> What to produce
Provide only the number of lines in the records below that include "が入力されます".

> Records shown
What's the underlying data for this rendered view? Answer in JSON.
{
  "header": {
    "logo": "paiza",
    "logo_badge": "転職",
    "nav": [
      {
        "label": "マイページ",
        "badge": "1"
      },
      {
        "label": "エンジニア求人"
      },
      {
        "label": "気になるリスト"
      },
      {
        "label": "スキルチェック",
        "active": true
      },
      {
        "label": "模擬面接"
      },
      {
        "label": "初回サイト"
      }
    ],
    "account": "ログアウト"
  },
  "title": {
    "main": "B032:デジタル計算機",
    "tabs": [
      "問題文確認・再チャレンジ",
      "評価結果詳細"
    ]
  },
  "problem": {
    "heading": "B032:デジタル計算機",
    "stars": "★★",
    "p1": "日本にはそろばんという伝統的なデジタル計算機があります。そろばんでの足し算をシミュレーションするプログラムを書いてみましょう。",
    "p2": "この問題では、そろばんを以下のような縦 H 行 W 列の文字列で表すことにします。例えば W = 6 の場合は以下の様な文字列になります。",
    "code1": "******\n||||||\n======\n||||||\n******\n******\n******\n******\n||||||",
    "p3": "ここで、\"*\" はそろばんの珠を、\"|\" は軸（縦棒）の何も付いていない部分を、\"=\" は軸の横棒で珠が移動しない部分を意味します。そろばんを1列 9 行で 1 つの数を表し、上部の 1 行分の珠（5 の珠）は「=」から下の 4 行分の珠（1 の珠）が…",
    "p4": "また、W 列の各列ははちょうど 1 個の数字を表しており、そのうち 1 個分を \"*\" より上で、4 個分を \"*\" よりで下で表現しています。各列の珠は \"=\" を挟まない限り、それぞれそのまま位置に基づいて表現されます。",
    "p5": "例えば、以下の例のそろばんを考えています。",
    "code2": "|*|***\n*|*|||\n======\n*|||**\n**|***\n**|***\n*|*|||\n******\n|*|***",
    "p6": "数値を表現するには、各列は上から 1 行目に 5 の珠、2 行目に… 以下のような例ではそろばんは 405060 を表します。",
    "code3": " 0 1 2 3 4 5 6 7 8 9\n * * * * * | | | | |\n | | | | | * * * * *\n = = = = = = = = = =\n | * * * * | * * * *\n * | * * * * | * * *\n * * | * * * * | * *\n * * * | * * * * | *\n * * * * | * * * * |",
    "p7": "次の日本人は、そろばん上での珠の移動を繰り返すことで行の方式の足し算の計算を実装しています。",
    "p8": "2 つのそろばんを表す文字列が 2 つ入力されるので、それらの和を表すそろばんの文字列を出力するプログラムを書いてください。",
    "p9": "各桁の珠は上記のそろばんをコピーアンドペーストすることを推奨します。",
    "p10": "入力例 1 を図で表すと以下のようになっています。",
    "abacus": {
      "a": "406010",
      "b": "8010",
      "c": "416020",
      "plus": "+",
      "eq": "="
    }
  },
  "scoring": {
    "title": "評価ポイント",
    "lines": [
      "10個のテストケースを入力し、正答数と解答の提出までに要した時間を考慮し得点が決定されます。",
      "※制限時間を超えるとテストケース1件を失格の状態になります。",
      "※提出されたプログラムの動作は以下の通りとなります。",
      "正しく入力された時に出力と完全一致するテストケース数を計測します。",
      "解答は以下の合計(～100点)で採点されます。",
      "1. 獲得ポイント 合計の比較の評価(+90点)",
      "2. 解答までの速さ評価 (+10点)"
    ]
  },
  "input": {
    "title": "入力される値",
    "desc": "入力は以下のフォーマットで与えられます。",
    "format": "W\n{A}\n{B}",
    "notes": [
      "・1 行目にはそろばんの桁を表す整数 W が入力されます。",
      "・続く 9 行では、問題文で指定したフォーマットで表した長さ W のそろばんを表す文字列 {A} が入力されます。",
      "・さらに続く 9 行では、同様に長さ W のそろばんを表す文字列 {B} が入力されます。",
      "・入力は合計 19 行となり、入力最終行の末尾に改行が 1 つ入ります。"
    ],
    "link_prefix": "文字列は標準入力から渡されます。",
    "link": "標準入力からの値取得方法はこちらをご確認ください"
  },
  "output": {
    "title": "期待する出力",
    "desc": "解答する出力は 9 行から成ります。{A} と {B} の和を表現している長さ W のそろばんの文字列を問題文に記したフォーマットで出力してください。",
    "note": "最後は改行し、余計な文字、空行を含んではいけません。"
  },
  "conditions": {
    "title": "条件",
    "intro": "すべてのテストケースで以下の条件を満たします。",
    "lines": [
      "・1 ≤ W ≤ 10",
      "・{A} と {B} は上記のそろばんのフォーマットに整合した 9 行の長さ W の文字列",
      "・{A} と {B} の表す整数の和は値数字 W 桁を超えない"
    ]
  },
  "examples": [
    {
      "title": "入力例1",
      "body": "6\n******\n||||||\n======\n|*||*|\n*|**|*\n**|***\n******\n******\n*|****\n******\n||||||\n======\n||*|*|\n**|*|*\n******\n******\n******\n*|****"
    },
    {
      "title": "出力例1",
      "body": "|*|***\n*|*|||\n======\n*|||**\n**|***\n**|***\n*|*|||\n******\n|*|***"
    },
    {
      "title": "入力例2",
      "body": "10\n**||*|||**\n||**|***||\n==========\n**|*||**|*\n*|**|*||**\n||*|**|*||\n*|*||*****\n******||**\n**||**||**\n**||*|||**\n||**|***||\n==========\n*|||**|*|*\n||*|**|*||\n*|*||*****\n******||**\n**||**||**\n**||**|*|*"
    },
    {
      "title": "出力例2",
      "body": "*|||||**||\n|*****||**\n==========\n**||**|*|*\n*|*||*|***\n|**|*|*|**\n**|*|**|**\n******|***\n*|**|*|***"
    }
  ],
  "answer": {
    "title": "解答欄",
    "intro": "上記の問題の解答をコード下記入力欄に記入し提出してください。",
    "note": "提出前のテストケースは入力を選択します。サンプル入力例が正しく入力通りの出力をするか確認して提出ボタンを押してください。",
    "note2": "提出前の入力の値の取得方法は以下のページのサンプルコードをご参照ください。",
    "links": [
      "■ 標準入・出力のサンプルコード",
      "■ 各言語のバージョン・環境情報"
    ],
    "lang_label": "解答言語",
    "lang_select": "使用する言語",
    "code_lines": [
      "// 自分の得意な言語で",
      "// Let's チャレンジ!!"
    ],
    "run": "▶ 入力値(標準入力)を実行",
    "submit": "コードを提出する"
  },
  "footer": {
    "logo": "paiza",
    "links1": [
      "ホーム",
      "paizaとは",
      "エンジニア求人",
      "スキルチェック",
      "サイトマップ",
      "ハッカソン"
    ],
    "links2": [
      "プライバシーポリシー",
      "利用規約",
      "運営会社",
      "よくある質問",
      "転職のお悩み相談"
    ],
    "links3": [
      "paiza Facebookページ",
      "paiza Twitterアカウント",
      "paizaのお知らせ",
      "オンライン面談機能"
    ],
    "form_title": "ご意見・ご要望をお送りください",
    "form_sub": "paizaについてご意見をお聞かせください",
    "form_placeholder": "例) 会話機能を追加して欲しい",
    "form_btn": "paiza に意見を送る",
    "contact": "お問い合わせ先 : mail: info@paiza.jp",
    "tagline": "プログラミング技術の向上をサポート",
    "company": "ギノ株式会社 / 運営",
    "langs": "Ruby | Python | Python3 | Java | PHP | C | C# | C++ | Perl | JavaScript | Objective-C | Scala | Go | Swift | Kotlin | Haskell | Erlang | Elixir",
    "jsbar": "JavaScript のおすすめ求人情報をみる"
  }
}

> Your solution
3